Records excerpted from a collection
★ ★ ★ ★ ★
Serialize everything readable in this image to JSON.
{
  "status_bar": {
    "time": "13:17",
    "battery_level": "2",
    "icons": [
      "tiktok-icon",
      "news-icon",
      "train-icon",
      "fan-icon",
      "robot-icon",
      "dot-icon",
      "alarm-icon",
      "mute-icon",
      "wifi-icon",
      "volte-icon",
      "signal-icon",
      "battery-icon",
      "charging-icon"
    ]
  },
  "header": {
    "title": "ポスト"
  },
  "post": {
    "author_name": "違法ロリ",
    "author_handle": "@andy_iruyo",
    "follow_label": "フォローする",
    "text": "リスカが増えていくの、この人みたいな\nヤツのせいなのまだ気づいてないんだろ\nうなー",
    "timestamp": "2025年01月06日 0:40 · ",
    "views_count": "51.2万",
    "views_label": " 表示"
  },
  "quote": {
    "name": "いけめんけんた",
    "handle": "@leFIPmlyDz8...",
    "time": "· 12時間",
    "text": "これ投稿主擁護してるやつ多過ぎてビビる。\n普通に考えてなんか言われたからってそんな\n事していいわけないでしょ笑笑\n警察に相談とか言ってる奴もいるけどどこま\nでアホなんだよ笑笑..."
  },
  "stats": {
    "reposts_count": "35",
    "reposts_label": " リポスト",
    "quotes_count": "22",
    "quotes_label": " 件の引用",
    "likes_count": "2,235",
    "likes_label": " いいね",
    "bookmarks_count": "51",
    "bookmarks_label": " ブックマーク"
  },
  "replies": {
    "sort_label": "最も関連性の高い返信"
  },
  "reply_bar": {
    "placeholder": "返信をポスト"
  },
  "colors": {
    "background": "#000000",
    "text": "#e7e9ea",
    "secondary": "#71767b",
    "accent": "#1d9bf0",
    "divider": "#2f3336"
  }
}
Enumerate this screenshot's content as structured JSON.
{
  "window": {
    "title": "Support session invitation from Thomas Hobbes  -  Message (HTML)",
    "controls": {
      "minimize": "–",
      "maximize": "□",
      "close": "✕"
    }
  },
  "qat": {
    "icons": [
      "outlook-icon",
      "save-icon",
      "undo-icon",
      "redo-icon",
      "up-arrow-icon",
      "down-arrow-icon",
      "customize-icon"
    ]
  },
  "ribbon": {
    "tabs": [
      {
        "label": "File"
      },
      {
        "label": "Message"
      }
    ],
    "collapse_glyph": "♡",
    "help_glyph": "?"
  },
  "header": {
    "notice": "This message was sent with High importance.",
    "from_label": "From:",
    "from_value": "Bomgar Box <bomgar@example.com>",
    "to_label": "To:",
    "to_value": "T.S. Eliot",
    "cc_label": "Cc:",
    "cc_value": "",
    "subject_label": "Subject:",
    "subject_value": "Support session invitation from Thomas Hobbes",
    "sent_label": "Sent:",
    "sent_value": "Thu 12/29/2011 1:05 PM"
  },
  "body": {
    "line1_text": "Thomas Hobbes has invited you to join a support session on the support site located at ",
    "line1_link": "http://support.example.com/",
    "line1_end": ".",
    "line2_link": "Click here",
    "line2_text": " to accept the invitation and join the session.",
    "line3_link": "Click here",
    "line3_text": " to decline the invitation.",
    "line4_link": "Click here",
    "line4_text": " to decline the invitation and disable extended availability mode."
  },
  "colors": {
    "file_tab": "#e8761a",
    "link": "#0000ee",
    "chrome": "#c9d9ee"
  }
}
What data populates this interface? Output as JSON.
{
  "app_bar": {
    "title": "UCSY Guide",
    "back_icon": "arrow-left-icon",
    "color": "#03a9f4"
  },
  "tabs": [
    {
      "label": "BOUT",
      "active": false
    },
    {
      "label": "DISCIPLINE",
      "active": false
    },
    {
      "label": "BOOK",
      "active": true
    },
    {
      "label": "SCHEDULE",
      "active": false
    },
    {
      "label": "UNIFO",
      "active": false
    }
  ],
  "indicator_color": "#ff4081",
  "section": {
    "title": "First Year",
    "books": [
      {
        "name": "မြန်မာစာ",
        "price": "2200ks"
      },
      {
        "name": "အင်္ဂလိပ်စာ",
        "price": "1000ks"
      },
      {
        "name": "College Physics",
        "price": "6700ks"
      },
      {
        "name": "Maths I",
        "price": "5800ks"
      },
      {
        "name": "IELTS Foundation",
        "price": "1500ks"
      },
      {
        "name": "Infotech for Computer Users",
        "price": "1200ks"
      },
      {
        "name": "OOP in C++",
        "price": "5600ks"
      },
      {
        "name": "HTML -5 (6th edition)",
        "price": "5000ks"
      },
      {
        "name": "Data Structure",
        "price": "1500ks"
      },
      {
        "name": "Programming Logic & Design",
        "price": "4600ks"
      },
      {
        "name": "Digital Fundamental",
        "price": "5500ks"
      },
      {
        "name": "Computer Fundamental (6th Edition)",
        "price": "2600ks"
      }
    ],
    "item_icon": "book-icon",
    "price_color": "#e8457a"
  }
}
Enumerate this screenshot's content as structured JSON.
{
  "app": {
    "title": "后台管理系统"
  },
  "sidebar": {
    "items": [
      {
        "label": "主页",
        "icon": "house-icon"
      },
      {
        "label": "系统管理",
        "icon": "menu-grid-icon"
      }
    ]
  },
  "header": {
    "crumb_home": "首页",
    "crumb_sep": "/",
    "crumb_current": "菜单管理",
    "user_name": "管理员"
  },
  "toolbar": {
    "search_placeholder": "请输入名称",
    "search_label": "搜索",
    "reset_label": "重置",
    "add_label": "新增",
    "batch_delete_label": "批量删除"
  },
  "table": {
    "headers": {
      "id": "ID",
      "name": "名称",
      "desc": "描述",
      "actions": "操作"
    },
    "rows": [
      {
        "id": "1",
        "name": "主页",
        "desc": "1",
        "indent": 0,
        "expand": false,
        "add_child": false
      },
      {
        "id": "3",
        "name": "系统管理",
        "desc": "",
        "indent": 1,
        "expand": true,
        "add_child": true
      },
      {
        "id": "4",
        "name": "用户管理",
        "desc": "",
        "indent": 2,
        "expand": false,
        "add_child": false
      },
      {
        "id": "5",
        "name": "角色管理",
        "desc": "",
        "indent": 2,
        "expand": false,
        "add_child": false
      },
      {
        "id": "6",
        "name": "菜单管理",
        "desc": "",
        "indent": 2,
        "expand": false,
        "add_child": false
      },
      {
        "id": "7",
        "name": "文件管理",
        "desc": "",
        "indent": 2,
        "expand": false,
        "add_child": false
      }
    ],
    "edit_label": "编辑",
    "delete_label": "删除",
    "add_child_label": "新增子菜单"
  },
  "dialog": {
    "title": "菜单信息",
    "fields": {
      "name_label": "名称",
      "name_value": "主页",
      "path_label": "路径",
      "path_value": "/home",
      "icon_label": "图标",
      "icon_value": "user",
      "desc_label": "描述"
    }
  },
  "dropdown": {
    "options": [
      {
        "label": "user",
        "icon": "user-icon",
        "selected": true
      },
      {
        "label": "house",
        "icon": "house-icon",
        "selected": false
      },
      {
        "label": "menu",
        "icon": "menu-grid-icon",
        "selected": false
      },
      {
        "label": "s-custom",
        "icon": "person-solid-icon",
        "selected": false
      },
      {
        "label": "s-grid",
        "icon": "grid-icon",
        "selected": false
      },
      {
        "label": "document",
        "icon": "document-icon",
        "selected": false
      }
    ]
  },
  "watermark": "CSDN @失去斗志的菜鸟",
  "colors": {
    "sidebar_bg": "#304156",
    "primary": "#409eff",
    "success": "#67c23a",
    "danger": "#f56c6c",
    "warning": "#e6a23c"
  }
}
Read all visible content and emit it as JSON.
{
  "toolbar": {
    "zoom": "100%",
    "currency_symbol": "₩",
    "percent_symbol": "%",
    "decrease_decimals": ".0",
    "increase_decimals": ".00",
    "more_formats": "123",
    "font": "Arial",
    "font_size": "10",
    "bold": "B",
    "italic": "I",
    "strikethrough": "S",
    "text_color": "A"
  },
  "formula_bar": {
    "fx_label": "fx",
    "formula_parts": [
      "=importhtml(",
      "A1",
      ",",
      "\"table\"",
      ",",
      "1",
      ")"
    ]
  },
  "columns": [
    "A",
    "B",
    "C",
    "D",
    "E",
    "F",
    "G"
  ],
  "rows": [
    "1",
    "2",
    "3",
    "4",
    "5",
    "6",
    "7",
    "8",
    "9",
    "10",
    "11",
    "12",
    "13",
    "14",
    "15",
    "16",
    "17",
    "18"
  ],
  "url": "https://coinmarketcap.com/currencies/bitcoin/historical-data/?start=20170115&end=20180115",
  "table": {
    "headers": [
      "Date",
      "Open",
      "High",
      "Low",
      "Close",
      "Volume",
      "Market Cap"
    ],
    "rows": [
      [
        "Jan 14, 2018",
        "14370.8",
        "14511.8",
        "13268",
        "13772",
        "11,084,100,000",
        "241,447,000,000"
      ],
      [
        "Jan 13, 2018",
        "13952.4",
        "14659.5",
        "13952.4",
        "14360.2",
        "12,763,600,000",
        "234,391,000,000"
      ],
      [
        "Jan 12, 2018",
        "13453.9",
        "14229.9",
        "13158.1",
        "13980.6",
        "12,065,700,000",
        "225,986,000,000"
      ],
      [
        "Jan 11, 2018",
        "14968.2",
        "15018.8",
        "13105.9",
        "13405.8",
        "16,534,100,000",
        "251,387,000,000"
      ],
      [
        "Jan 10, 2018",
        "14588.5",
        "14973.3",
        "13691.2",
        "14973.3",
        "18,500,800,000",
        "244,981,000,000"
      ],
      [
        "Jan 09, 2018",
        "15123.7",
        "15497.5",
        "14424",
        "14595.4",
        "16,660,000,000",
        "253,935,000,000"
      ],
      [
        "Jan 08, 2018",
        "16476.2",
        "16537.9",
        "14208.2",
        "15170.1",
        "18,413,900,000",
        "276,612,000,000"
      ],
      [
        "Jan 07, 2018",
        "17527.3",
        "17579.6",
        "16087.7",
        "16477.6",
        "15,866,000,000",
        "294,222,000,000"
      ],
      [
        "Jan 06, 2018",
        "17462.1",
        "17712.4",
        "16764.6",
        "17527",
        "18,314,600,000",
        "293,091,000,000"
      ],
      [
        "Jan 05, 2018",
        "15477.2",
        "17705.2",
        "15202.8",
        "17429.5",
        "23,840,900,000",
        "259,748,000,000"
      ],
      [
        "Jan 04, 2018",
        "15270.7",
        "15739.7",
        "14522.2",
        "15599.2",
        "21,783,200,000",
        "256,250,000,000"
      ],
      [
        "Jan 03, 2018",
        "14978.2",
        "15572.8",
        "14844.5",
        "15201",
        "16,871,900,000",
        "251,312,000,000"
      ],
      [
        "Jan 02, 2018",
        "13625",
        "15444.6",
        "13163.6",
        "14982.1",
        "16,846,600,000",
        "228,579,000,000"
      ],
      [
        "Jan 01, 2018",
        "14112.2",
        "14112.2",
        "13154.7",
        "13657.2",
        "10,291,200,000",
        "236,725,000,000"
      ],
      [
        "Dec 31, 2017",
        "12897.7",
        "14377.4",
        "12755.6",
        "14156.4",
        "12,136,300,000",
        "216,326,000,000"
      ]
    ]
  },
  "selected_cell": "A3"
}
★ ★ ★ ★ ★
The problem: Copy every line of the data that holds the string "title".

Result for this exercise:
    "title": "ポスト"
    "title": "Support session invitation from Thomas Hobbes  -  Message (HTML)",
    "title": "UCSY Guide",
    "title": "First Year",
    "title": "后台管理系统"
    "title": "菜单信息",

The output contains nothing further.